“That’s where I was hoping you might be of some assistance.” Carvesh responded. “I seem to remember hearing you’re a fair shot with that bow of yours.” A fair shot. Those words were so understated they were almost laughable.  Several years ago, Gregor had been forced to ask Madik not to enter himself into the archery contests held during the Harvest Festival. None of the other competitors ever came close to winning. Instead, he had agreed to put on a show of skill, dazzling festival-goers with his unparalleled marksmanship.

The hunter chuckled gruffly. “No need to stroke my ego. I’ve been firing these arrows since you were just a pup. If I miss my shot, the mark gets away. I’ve learned not to miss. Now, tell me what you’re thinking.”

“When that shadowbeasts attack the bulls we leave as bait, I’m hoping that the fires we light will trap them.”

“Hoping?” Madik asked, raising one bushy eyebrow.

“I’ll confess that we don’t know much about them, but what animal will willingly run through a fire?”

“Put enough fear in them, and you’d be surprised what an animal might do, boy. Or a man, for that matter.” Carvesh could not tell if the hunter was joking. Either it way, it hardly inspired much confidence his plan. “May not come to that though. Sounds to me like these shadowbeasts of yours are what we call apex predators. Probably not much out there that could hurt them, so fear might not be something they’re all that familiar with. And that could very well work to your advantage.”

“Let’s hope. But even if the fires do work, all we’ll have managed to do is trap them. We’ll still need to finish the job, and the more distance we keep between us and them, the better. There’s a big oak about a hundred yards from where we’ll be springing the trap. If we perch you up there, will that put you in range?”

“Depends what I’m needing to hit. To hear you speak, it sounds like these things are as heavily armoured as the King’s own Winged Guard.” Carvesh winced, but did not bother to remind Madik that there was no King anymore.

“It certainly seemed that way last night,” he said. “They’re vulnerable in the eye though. And they might have a few other soft spots too. I didn’t really time to get a good look at it.”

The hunter grunted. “Not making any guarantees, but it sounds manageable.”

“Then you’ll help us?”

“Boy, I’ve hunted white moose, fought off ice bears and run from Titans over the years. Nothing much bothers me anymore. This sounds like something new, and at my age that’s no small thing. Besides, the people here have been good to me over the years. Not exactly friendly, but they haven’t run me out of town.”

“Can you meet me at my farm in about an hour? There’s a big oak tree and…”

“I know the place,” Madik grunted. “I’ll be there.”

“Thank you,” said Carvesh, mounting his horse again.

“Save your thanks. Might be a bit premature if we don’t survive the night.”

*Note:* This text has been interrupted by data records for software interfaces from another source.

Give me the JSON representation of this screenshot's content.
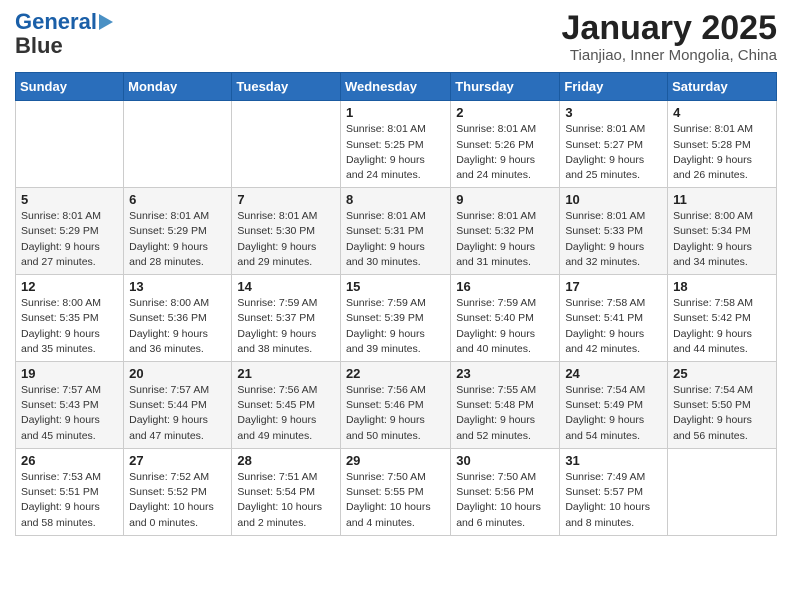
{
  "header": {
    "logo_line1": "General",
    "logo_line2": "Blue",
    "title": "January 2025",
    "subtitle": "Tianjiao, Inner Mongolia, China"
  },
  "columns": [
    "Sunday",
    "Monday",
    "Tuesday",
    "Wednesday",
    "Thursday",
    "Friday",
    "Saturday"
  ],
  "weeks": [
    [
      {
        "day": "",
        "info": ""
      },
      {
        "day": "",
        "info": ""
      },
      {
        "day": "",
        "info": ""
      },
      {
        "day": "1",
        "info": "Sunrise: 8:01 AM\nSunset: 5:25 PM\nDaylight: 9 hours\nand 24 minutes."
      },
      {
        "day": "2",
        "info": "Sunrise: 8:01 AM\nSunset: 5:26 PM\nDaylight: 9 hours\nand 24 minutes."
      },
      {
        "day": "3",
        "info": "Sunrise: 8:01 AM\nSunset: 5:27 PM\nDaylight: 9 hours\nand 25 minutes."
      },
      {
        "day": "4",
        "info": "Sunrise: 8:01 AM\nSunset: 5:28 PM\nDaylight: 9 hours\nand 26 minutes."
      }
    ],
    [
      {
        "day": "5",
        "info": "Sunrise: 8:01 AM\nSunset: 5:29 PM\nDaylight: 9 hours\nand 27 minutes."
      },
      {
        "day": "6",
        "info": "Sunrise: 8:01 AM\nSunset: 5:29 PM\nDaylight: 9 hours\nand 28 minutes."
      },
      {
        "day": "7",
        "info": "Sunrise: 8:01 AM\nSunset: 5:30 PM\nDaylight: 9 hours\nand 29 minutes."
      },
      {
        "day": "8",
        "info": "Sunrise: 8:01 AM\nSunset: 5:31 PM\nDaylight: 9 hours\nand 30 minutes."
      },
      {
        "day": "9",
        "info": "Sunrise: 8:01 AM\nSunset: 5:32 PM\nDaylight: 9 hours\nand 31 minutes."
      },
      {
        "day": "10",
        "info": "Sunrise: 8:01 AM\nSunset: 5:33 PM\nDaylight: 9 hours\nand 32 minutes."
      },
      {
        "day": "11",
        "info": "Sunrise: 8:00 AM\nSunset: 5:34 PM\nDaylight: 9 hours\nand 34 minutes."
      }
    ],
    [
      {
        "day": "12",
        "info": "Sunrise: 8:00 AM\nSunset: 5:35 PM\nDaylight: 9 hours\nand 35 minutes."
      },
      {
        "day": "13",
        "info": "Sunrise: 8:00 AM\nSunset: 5:36 PM\nDaylight: 9 hours\nand 36 minutes."
      },
      {
        "day": "14",
        "info": "Sunrise: 7:59 AM\nSunset: 5:37 PM\nDaylight: 9 hours\nand 38 minutes."
      },
      {
        "day": "15",
        "info": "Sunrise: 7:59 AM\nSunset: 5:39 PM\nDaylight: 9 hours\nand 39 minutes."
      },
      {
        "day": "16",
        "info": "Sunrise: 7:59 AM\nSunset: 5:40 PM\nDaylight: 9 hours\nand 40 minutes."
      },
      {
        "day": "17",
        "info": "Sunrise: 7:58 AM\nSunset: 5:41 PM\nDaylight: 9 hours\nand 42 minutes."
      },
      {
        "day": "18",
        "info": "Sunrise: 7:58 AM\nSunset: 5:42 PM\nDaylight: 9 hours\nand 44 minutes."
      }
    ],
    [
      {
        "day": "19",
        "info": "Sunrise: 7:57 AM\nSunset: 5:43 PM\nDaylight: 9 hours\nand 45 minutes."
      },
      {
        "day": "20",
        "info": "Sunrise: 7:57 AM\nSunset: 5:44 PM\nDaylight: 9 hours\nand 47 minutes."
      },
      {
        "day": "21",
        "info": "Sunrise: 7:56 AM\nSunset: 5:45 PM\nDaylight: 9 hours\nand 49 minutes."
      },
      {
        "day": "22",
        "info": "Sunrise: 7:56 AM\nSunset: 5:46 PM\nDaylight: 9 hours\nand 50 minutes."
      },
      {
        "day": "23",
        "info": "Sunrise: 7:55 AM\nSunset: 5:48 PM\nDaylight: 9 hours\nand 52 minutes."
      },
      {
        "day": "24",
        "info": "Sunrise: 7:54 AM\nSunset: 5:49 PM\nDaylight: 9 hours\nand 54 minutes."
      },
      {
        "day": "25",
        "info": "Sunrise: 7:54 AM\nSunset: 5:50 PM\nDaylight: 9 hours\nand 56 minutes."
      }
    ],
    [
      {
        "day": "26",
        "info": "Sunrise: 7:53 AM\nSunset: 5:51 PM\nDaylight: 9 hours\nand 58 minutes."
      },
      {
        "day": "27",
        "info": "Sunrise: 7:52 AM\nSunset: 5:52 PM\nDaylight: 10 hours\nand 0 minutes."
      },
      {
        "day": "28",
        "info": "Sunrise: 7:51 AM\nSunset: 5:54 PM\nDaylight: 10 hours\nand 2 minutes."
      },
      {
        "day": "29",
        "info": "Sunrise: 7:50 AM\nSunset: 5:55 PM\nDaylight: 10 hours\nand 4 minutes."
      },
      {
        "day": "30",
        "info": "Sunrise: 7:50 AM\nSunset: 5:56 PM\nDaylight: 10 hours\nand 6 minutes."
      },
      {
        "day": "31",
        "info": "Sunrise: 7:49 AM\nSunset: 5:57 PM\nDaylight: 10 hours\nand 8 minutes."
      },
      {
        "day": "",
        "info": ""
      }
    ]
  ]
}
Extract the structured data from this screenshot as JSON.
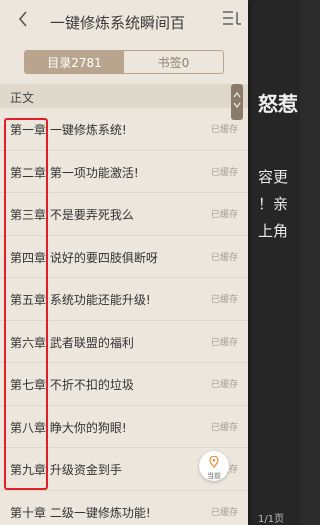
{
  "drawer": {
    "book_title": "一键修炼系统瞬间百",
    "menu_label": "三↓",
    "tabs": [
      {
        "label": "目录2781",
        "active": true
      },
      {
        "label": "书签0",
        "active": false
      }
    ],
    "section_label": "正文",
    "locate_label": "当前",
    "chapters": [
      {
        "title": "第一章  一键修炼系统!",
        "status": "已缓存"
      },
      {
        "title": "第二章  第一项功能激活!",
        "status": "已缓存"
      },
      {
        "title": "第三章  不是要弄死我么",
        "status": "已缓存"
      },
      {
        "title": "第四章  说好的要四肢俱断呀",
        "status": "已缓存"
      },
      {
        "title": "第五章  系统功能还能升级!",
        "status": "已缓存"
      },
      {
        "title": "第六章  武者联盟的福利",
        "status": "已缓存"
      },
      {
        "title": "第七章  不折不扣的垃圾",
        "status": "已缓存"
      },
      {
        "title": "第八章  睁大你的狗眼!",
        "status": "已缓存"
      },
      {
        "title": "第九章  升级资金到手",
        "status": "已缓存"
      },
      {
        "title": "第十章  二级一键修炼功能!",
        "status": "已缓存"
      }
    ]
  },
  "reader": {
    "title_fragment": "怒惹",
    "lines": [
      "容更",
      "！亲",
      "上角"
    ],
    "page_indicator": "1/1页"
  },
  "colors": {
    "drawer_bg": "#ece6dd",
    "tab_active": "#b9a58e",
    "highlight": "#e11d2a",
    "reader_bg": "#262626"
  },
  "icons": {
    "back": "chevron-left-icon",
    "menu": "list-icon",
    "locate": "map-pin-icon",
    "scroll": "scroll-handle-icon"
  }
}
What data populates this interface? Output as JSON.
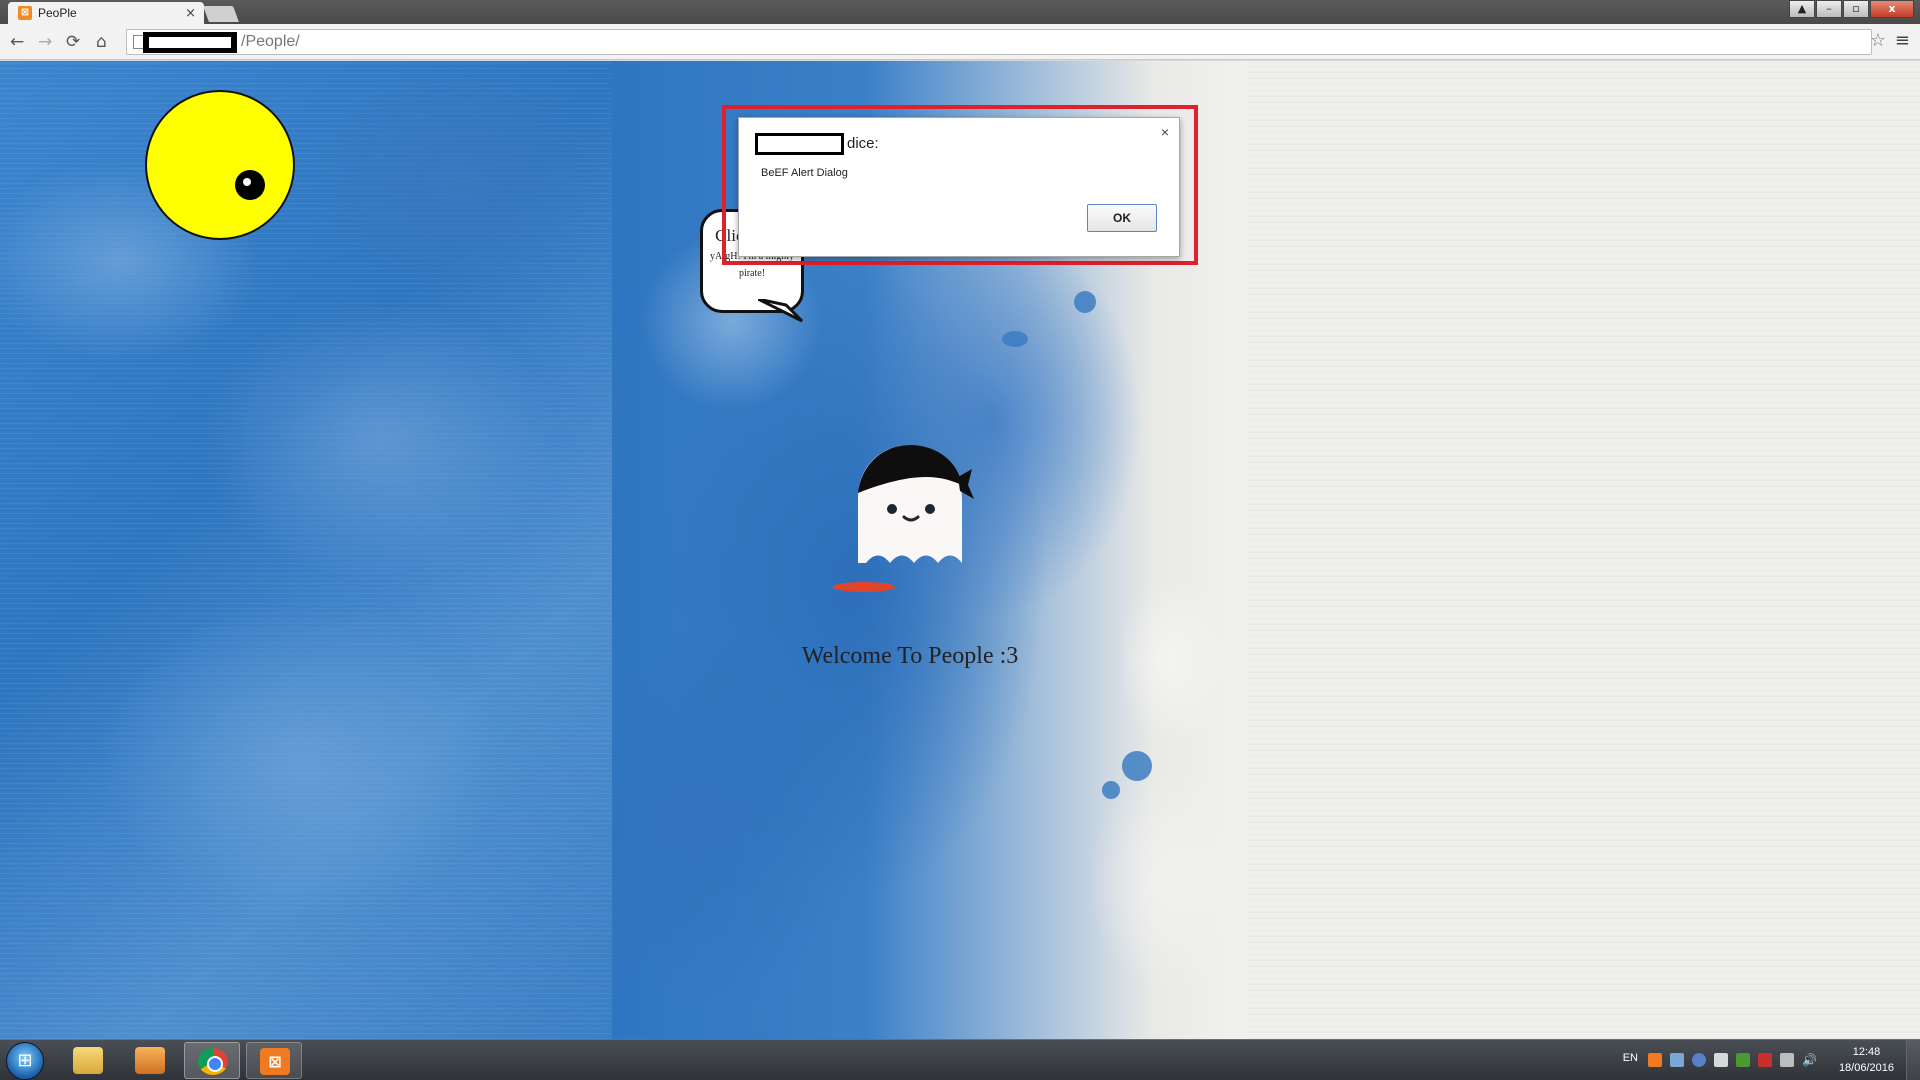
{
  "browser": {
    "tab_title": "PeoPle",
    "tab_close": "×",
    "url_path": "/People/",
    "star": "☆",
    "menu": "≡",
    "nav": {
      "back": "←",
      "forward": "→",
      "reload": "⟳",
      "home": "⌂"
    }
  },
  "window_controls": {
    "user": "▲",
    "minimize": "–",
    "restore": "▫",
    "close": "x"
  },
  "page": {
    "bubble_title": "Click Me !",
    "bubble_text": "yArgH! I'm a mighty pirate!",
    "welcome": "Welcome To People :3"
  },
  "alert": {
    "origin_suffix": "dice:",
    "message": "BeEF Alert Dialog",
    "ok_label": "OK",
    "close": "×"
  },
  "taskbar": {
    "language": "EN",
    "time": "12:48",
    "date": "18/06/2016",
    "apps": [
      "windows-explorer",
      "media-player",
      "google-chrome",
      "xampp"
    ]
  },
  "colors": {
    "highlight_red": "#e0202a",
    "yellow_eye": "#ffff00",
    "splash_blue": "#2e76c0",
    "ghost_shadow": "#e0452a"
  }
}
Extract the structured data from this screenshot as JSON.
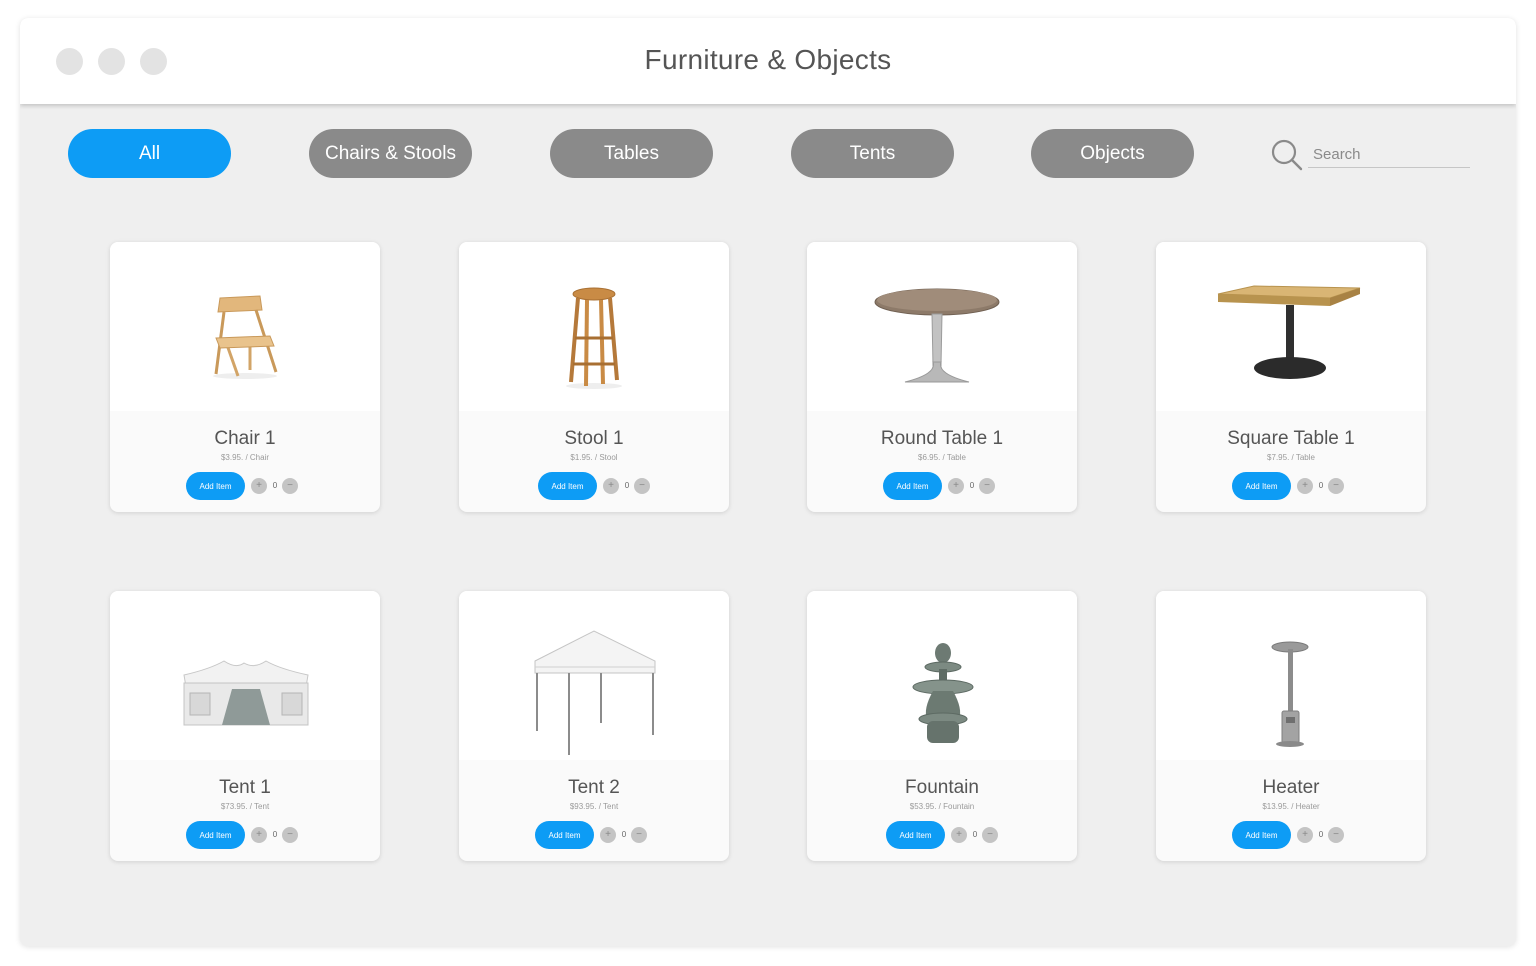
{
  "window": {
    "title": "Furniture & Objects"
  },
  "filters": [
    {
      "label": "All",
      "active": true
    },
    {
      "label": "Chairs & Stools",
      "active": false
    },
    {
      "label": "Tables",
      "active": false
    },
    {
      "label": "Tents",
      "active": false
    },
    {
      "label": "Objects",
      "active": false
    }
  ],
  "search": {
    "placeholder": "Search",
    "value": ""
  },
  "products": [
    {
      "name": "Chair 1",
      "price": "$3.95. / Chair",
      "button": "Add Item",
      "plus": "+",
      "minus": "−",
      "qty": "0",
      "icon": "folding-chair-icon"
    },
    {
      "name": "Stool 1",
      "price": "$1.95. / Stool",
      "button": "Add Item",
      "plus": "+",
      "minus": "−",
      "qty": "0",
      "icon": "bar-stool-icon"
    },
    {
      "name": "Round Table 1",
      "price": "$6.95. / Table",
      "button": "Add Item",
      "plus": "+",
      "minus": "−",
      "qty": "0",
      "icon": "round-table-icon"
    },
    {
      "name": "Square Table 1",
      "price": "$7.95. / Table",
      "button": "Add Item",
      "plus": "+",
      "minus": "−",
      "qty": "0",
      "icon": "square-table-icon"
    },
    {
      "name": "Tent 1",
      "price": "$73.95. / Tent",
      "button": "Add Item",
      "plus": "+",
      "minus": "−",
      "qty": "0",
      "icon": "party-tent-icon"
    },
    {
      "name": "Tent 2",
      "price": "$93.95. / Tent",
      "button": "Add Item",
      "plus": "+",
      "minus": "−",
      "qty": "0",
      "icon": "canopy-tent-icon"
    },
    {
      "name": "Fountain",
      "price": "$53.95. / Fountain",
      "button": "Add Item",
      "plus": "+",
      "minus": "−",
      "qty": "0",
      "icon": "fountain-icon"
    },
    {
      "name": "Heater",
      "price": "$13.95. / Heater",
      "button": "Add Item",
      "plus": "+",
      "minus": "−",
      "qty": "0",
      "icon": "patio-heater-icon"
    }
  ],
  "colors": {
    "accent": "#0d9cf5",
    "pill": "#8a8a8a",
    "background": "#efefef"
  }
}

“Then we’ll pray to the Nine that this works.”

“Never been much of the praying sort myself, but it can’t hurt. Now off with you boy, I have things to do.”

Carvesh simply nodded, turning his horse in the direction of his own farm. With a snap of the reins, his mount broke into a full gallop. As he rushed across the rolling green of the Stonewall’s foothills, he kept a close eye on the sun. It was dropping lower and lower in the western sky. Twilight would soon be upon them, followed closely by the darkness of night. Then everything would play out—or it would not. There was no absolute certainty that the shadowbeasts would come, or even that they were still in the area. Perhaps they had moved on, perhaps everything he was reading into their attack on the bulls was merely coincidental.

Or, perhaps everything he feared was true and the coming night would end in blood—one way or another.

Steeling his nerves, Carvesh fought to push away all such thoughts and focus on his preparations. They were the only things he could control at the moment. In the back of his mind, however, the shadows of fear and doubt still haunted him. As he approached his own farm, he muttered a quick prayer of thanks that Anya and the children would be spending the night in the relative safety of the village.

Then he set to work.

Stay Up to Date

There are all kinds of ways to keep up with the latest instalments of An Unfolding Tale. Subscribe to the newsletter for exclusive content, or follow the Tale through RSS or social media!